#### REQUIREMENT
Go line by line through the listing below and copy those that hold "subtitle".
── INPUT ──
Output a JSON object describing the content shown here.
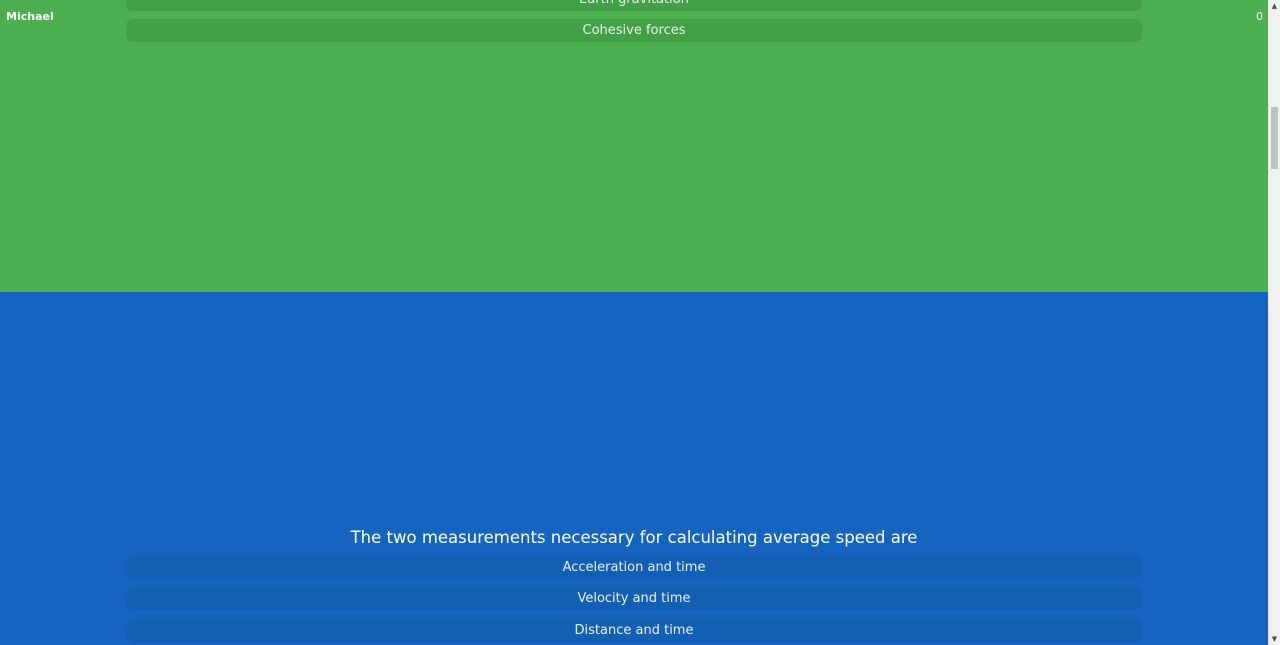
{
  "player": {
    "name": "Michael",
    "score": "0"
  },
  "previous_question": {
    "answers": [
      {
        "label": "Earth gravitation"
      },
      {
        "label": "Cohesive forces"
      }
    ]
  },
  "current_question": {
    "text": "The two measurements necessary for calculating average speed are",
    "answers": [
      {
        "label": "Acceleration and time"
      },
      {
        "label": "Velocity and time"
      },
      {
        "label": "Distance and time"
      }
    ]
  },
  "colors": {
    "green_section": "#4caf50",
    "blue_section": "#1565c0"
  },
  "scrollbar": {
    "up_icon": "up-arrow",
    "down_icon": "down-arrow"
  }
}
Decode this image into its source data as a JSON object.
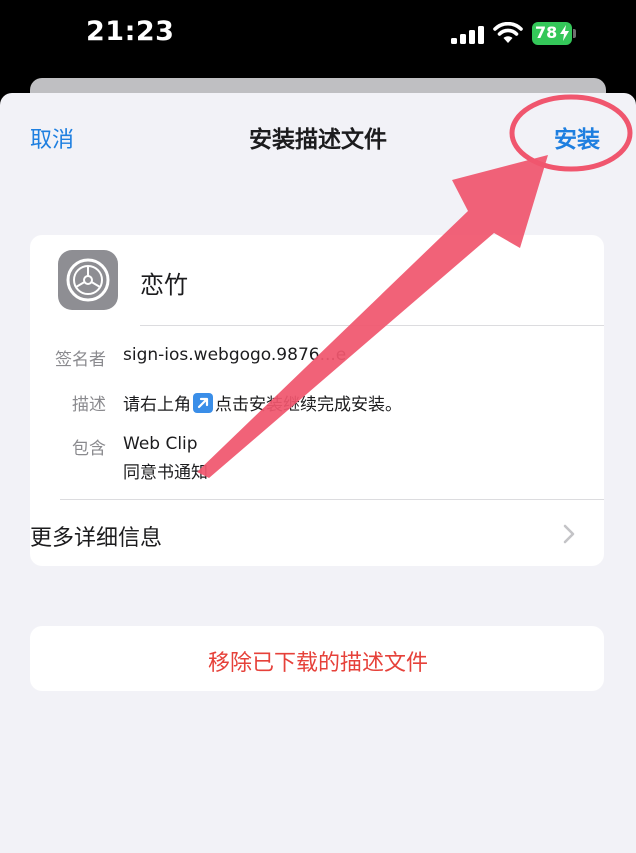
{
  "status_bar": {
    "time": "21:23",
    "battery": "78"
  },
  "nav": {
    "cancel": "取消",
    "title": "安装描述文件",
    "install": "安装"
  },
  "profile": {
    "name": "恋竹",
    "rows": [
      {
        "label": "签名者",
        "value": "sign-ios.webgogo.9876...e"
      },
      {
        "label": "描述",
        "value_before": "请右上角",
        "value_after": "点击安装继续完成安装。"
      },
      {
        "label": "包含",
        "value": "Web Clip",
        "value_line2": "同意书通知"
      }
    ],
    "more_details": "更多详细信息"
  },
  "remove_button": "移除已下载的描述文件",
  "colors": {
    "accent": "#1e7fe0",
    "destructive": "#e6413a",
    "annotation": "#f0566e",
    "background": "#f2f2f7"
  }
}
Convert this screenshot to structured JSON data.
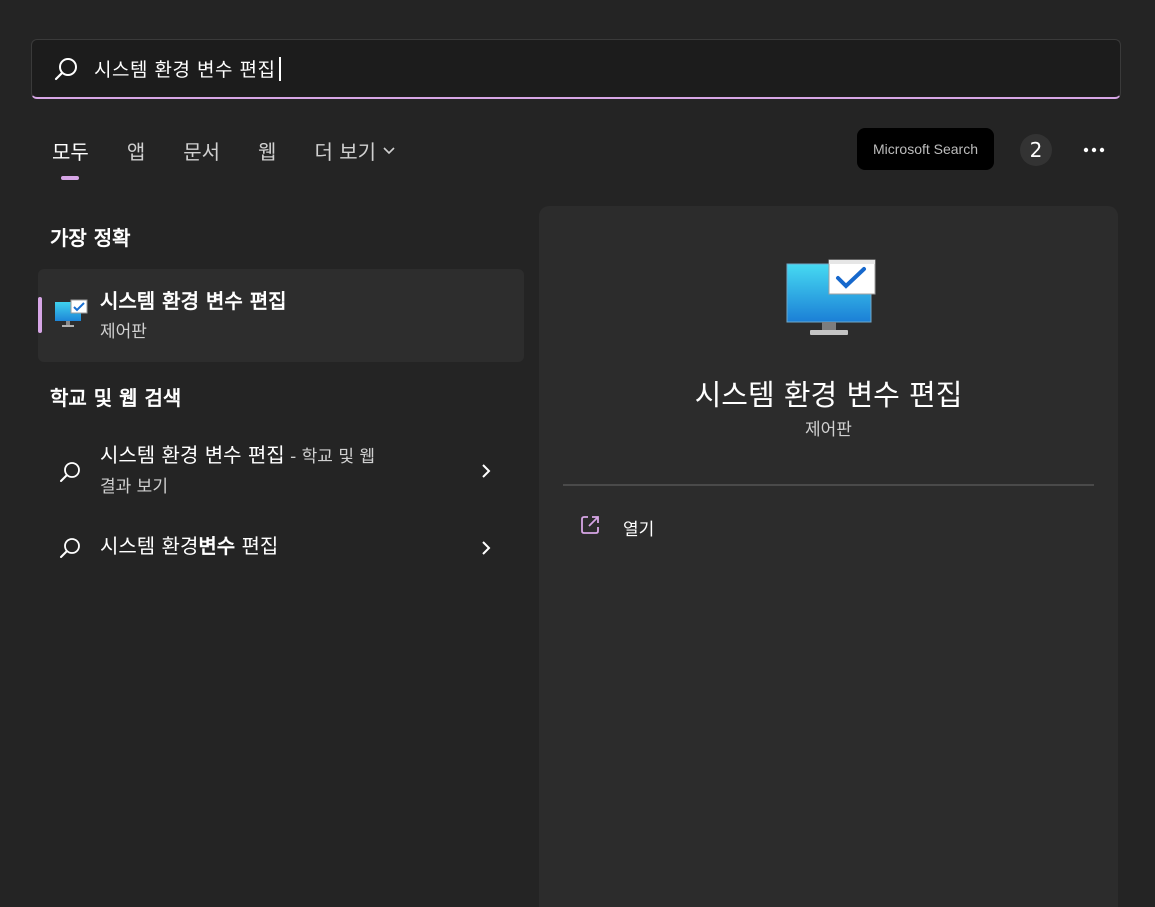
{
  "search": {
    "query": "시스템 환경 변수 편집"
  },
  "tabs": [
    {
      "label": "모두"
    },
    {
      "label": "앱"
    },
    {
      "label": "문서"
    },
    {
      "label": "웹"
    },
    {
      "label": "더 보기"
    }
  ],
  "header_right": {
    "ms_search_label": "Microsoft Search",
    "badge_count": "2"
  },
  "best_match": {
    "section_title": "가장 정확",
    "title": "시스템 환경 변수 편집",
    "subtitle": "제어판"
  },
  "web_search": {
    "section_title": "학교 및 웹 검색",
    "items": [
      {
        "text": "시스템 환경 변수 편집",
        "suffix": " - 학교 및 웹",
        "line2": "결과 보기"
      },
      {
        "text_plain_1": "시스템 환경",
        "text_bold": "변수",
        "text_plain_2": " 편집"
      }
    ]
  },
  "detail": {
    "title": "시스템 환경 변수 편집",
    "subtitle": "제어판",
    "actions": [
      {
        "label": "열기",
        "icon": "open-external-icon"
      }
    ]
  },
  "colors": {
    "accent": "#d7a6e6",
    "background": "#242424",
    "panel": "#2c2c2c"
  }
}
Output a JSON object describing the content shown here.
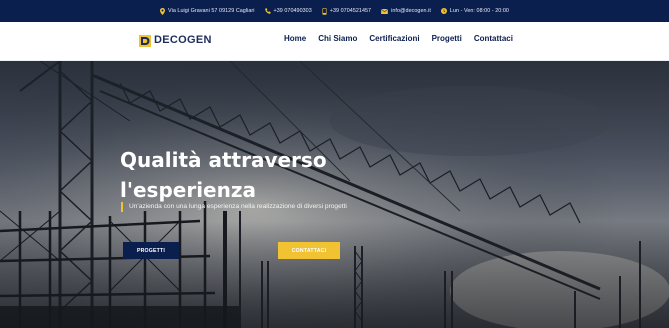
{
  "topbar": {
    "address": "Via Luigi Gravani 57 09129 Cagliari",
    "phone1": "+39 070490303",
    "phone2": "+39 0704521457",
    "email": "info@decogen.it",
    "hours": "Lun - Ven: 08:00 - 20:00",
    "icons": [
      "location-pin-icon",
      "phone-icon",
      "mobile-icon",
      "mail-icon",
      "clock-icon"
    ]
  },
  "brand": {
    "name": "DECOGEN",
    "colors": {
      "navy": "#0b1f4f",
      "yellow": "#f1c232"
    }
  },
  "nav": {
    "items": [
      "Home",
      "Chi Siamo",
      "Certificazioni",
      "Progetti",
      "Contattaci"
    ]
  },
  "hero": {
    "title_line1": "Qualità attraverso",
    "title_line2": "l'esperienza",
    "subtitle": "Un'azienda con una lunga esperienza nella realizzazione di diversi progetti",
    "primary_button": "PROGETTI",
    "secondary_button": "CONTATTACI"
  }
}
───
#### RESPONSE TO THIS TASK
    "subtitle": "제어판"
    "subtitle": "제어판",
    "subtitle": "Un'azienda con una lunga esperienza nella realizzazione di diversi progetti",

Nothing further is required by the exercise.